The truth is, Edward uses their physical differences and his supernatural qualities as almost like a weapon and to intimidate, even when he does so almost satirically. This is an incredibly unhealthy dynamic and the fact Edward’s more than willing to continuously point this out creates an element of fear, which for any kind of relationship, but especially a romantic one, is incredibly unhealthy. 

Manipulating Bella to get her to comply with staying human 

The toxic nature of their relationship continues beyond the first book and film. Whilst Bella learns how to adapt, though this is a turbulent and often physically and emotionally dangerous journey, to the supernatural lifestyle of her significant other, the relationship remains far from healthy. 

Edward still takes an active role in decisions Bella makes and instead of taking a healthy role, he still makes decisions on her behalf and behind her back. He also disrespects the decisions she makes for herself, consulting other people and enlisting them to dissuade her from them instead of voicing his concerns but ultimately letting her make up her own mind. 

When Bella decides she wants to be a vampire, Edward takes steps to prevent her from doing so. He repeatedly sets conditions which Bella has to meet in order for this to become a reality and the truly manipulative side to this is that he keeps moving the goalpost to make this less possible and more difficult to reach every time. Instead of genuinely expressing his concerns as his sister Rosalie does and explaining his perspective but acknowledging her right to decide, Edward just keeps making empty promises and enlists others to back him up in his objections to Bella’s decisions. 

This only gets worse when Bella falls pregnant, while still human, with Edward’s half-vampire baby. Though the pregnancy is a dangerous one and you can see why Edward’s concerned, he again doesn’t just voice his concern on the matter but attempts to influence Bella’s decisions by involving Jacob, who’s initially repulsed by the idea, without Bella’s consent. 

Instead of being a well-intentioned but concerned partner, Edward’s motivations are usually selfish and are often more to do with control than they are with Bella’s wellbeing and wishes. Edward repeatedly takes it upon himself to sabotage Bella’s decisions if they don’t line up with his beliefs and own desires. His actions often are manipulative and are not actually concerned with Bella’s wellbeing, wants and needs at all.

Hi, my name's Anna and I'm a third year BA Philosophy and Theology student at the University of Exeter.

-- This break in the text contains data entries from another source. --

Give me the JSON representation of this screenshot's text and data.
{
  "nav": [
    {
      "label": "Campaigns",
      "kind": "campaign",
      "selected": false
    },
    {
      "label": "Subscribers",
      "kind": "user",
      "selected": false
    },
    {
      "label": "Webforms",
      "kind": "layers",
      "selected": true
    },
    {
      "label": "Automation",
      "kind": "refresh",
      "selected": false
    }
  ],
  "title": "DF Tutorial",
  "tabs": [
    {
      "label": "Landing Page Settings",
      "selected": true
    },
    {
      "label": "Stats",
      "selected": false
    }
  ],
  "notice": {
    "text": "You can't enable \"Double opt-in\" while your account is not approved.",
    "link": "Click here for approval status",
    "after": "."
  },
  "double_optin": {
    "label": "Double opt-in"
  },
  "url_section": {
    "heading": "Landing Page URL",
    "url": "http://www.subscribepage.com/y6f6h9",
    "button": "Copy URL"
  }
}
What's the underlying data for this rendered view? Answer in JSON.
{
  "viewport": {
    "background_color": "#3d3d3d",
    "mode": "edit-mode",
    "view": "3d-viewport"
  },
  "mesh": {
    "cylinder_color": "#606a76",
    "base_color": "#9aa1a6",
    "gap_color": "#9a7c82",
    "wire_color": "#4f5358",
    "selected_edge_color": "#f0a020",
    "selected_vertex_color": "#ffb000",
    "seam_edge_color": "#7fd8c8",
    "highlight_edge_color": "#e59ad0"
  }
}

I'm interested in writing pieces on current affairs and sex and relationships (and Harry Styles because I'm such a huge fan, haha).